Fitness Apps for Health, Productivity and ‘Appiness’:
Someone out there decided we all needed to take 10,000 steps a day. So in the interest of increasing productivity, general health, and well-being, this Productivity Ninja started counting her steps.
I had no idea whether I’d get even close to the amount, but I’m fairly active, and with an office on the second floor, I do a lot up running up and down the stairs. So after a week of being monitored by a phone app, I was dismayed that if I did nothing but sit at my desk, with “indoor walking breaks”, stair climbing and chores in the evening, I only reached 3,500 steps. If I purposely included a walk for an hour, I could get to 6,000. But 10,000 was a stretch. Public transit helped, so did a major hike—but it wasn’t so easy.

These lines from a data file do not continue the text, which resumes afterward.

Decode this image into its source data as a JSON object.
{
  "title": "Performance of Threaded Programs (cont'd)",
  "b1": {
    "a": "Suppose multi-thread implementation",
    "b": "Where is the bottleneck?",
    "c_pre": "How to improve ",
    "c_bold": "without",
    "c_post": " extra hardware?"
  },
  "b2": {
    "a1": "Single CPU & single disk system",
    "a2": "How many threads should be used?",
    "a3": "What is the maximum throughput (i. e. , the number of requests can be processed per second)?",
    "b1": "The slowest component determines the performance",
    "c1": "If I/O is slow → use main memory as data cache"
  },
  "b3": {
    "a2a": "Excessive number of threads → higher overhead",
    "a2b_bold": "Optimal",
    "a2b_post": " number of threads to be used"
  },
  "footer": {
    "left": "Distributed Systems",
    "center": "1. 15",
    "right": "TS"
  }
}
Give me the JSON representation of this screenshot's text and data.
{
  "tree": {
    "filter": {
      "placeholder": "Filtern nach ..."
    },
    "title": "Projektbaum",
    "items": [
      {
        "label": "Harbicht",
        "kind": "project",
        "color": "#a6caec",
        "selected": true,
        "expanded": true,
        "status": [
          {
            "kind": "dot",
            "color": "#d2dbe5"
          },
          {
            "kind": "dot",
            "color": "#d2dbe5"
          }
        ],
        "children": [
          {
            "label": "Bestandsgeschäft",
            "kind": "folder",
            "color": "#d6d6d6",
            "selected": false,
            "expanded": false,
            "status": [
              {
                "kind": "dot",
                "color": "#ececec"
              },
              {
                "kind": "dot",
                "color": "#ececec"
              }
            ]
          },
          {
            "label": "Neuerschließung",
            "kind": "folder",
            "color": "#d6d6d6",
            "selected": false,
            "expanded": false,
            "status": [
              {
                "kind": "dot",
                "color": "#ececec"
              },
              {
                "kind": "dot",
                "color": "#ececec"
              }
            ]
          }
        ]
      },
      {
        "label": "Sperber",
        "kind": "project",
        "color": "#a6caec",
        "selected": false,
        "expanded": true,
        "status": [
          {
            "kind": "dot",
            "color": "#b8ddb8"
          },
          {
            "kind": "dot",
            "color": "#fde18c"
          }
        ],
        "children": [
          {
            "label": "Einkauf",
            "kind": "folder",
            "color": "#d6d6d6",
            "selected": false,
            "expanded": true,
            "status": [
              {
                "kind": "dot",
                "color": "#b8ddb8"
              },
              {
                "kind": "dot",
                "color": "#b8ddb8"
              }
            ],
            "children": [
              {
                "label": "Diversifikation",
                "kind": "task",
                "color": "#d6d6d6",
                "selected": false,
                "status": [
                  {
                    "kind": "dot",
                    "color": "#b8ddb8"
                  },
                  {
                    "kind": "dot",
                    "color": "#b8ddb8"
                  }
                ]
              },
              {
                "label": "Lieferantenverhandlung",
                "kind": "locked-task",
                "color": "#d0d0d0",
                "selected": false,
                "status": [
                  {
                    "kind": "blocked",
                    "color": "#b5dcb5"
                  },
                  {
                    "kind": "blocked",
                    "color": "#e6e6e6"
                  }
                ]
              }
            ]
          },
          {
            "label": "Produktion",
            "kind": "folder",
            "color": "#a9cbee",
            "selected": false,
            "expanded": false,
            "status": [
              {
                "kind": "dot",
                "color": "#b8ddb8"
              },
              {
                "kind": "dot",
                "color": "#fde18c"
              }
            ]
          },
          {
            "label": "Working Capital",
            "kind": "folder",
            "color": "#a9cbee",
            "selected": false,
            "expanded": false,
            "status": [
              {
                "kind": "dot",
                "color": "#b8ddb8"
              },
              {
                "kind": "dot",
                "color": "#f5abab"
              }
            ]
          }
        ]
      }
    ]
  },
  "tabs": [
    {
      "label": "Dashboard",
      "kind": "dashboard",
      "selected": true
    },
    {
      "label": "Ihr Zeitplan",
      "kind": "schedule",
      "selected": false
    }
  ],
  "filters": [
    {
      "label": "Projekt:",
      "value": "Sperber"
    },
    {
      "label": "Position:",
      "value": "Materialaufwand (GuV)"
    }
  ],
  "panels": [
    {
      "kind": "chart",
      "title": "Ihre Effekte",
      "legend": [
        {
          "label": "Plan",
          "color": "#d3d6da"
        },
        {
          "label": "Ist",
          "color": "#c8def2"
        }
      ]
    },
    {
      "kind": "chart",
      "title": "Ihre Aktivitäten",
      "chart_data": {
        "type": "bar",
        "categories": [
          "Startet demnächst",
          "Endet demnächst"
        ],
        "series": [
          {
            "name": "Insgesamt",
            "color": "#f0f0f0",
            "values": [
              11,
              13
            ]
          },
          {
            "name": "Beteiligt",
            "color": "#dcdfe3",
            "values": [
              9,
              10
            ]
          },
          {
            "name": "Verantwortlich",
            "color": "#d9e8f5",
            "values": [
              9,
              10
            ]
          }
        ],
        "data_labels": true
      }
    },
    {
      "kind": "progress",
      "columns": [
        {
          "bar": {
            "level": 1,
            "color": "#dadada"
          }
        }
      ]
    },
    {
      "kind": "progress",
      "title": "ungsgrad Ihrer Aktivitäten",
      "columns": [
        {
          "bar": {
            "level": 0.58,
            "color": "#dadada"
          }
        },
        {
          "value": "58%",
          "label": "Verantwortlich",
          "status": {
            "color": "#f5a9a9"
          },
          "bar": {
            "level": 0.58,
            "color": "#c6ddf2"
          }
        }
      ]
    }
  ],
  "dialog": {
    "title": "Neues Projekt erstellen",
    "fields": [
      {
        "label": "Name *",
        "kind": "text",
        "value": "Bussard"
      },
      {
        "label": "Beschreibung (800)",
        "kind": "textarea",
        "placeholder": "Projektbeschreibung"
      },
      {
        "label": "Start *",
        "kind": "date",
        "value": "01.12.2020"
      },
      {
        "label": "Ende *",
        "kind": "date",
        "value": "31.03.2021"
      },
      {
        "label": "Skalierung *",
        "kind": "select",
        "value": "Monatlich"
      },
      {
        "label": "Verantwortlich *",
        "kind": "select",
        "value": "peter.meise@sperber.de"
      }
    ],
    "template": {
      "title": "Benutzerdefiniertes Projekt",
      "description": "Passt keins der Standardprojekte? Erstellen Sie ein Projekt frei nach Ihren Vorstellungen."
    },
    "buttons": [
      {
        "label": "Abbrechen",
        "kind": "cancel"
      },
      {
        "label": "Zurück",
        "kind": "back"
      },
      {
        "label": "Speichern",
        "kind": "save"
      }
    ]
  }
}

I soon found myself unnaturally connected to my phone, feeling like a failure, and to be honest, a bit obsessed. (When you start to think at 10 PM, I’ll just walk around the garden in circles so I can reach 10,000 steps, you really do need to re-think the overall goal of the exercise).
The perils of counting steps instead of productivity
In the end, the experience proved to me that it’s pretty easy not to move if you don’t have to. I also found out that it’s not productive to get hung up on the number. The origins of 10,000 steps started with a pedometer sold in Japan with a name that translated to “10,000 steps”. Although no one’s going to argue against the idea — this is not a scientific recommendation. I can relax and stop beating myself up.
This is where a Productivity Ninja applauds. You are human, after all. Don’t let an app (that is not human, even though it has a voice) give you one more reason to feel inadequate. Any effort that gets the oxygen circulating to your brain where it helps you think more clearly and creatively is guaranteed to make you happier, healthier and productive (more applause).
If you’re looking for guidelines, CDC (Center for Disease Control) recommends adults engage in 150 minutes of moderate activity a week, (including brisk walking). So my average day with one walk was pretty good after all! And FYI, to meet the CDC’s recommendation, you need to walk about 7,000 to 8,000 steps a day.
Exercise apps that help you work out through the day
Productivity Ninjas recommend that you schedule time to walk, run, jump up and down, or strengthen your muscles—that is, do some kind of exercise. Aim for 3 gym sessions a week, or a daily walk (1 hr. is great), or exercise breaks during the day, perhaps delivered though a friendly app. Choose from a wide variety of apps that meet any exercise might enjoy:
- Yoga is great for getting oxygen flowing. Yogaglo (a favorite of our Calgary Ninja) delivers exercises wherever you are. Cute yoga outfit optional.
- Daily Yoga lets you pick your goal, and then the program, (e.g. morning stretch, better sleep, firmer abs, etc.)
- Run Keeper (an ABC news app of the week) lets you tune into audio updates while you run – and we hear it has a cheerful voice.
- If you promise not to get addicted to the step idea, try Pacer, a straightforward approach to increasing your activity with no judgment.
- A friend of mine loves Map My Walk, which displays steps, calories, distance and duration on the dashboard along with a map of where you’ve been (also handy it you’ve dropped something along the way) “It just does what it needs to do”, says Carissa.
- FIT Radio, named by PC magazine for the top 25 fitness apps for 2016, streams music to match your workout.
- Seven-Minute Workout is exactly as it says. All you need is seven minutes. Hey, that’s not even what I spend looking for my glasses every day
So figure out what exercise you want to do, not what you think you should do. And pick an app to match that makes you happy — not one that torments you.
By Beth Parker
Beth Parker is a Canadian author and ghostwriter engaged in a continual struggle to balance the needs of her business with the welcomed chaos of five children, a husband and various pets. She has a BA (English), University of Toronto, and an MA (Journalism). In her fictional spare time, she paints pictures.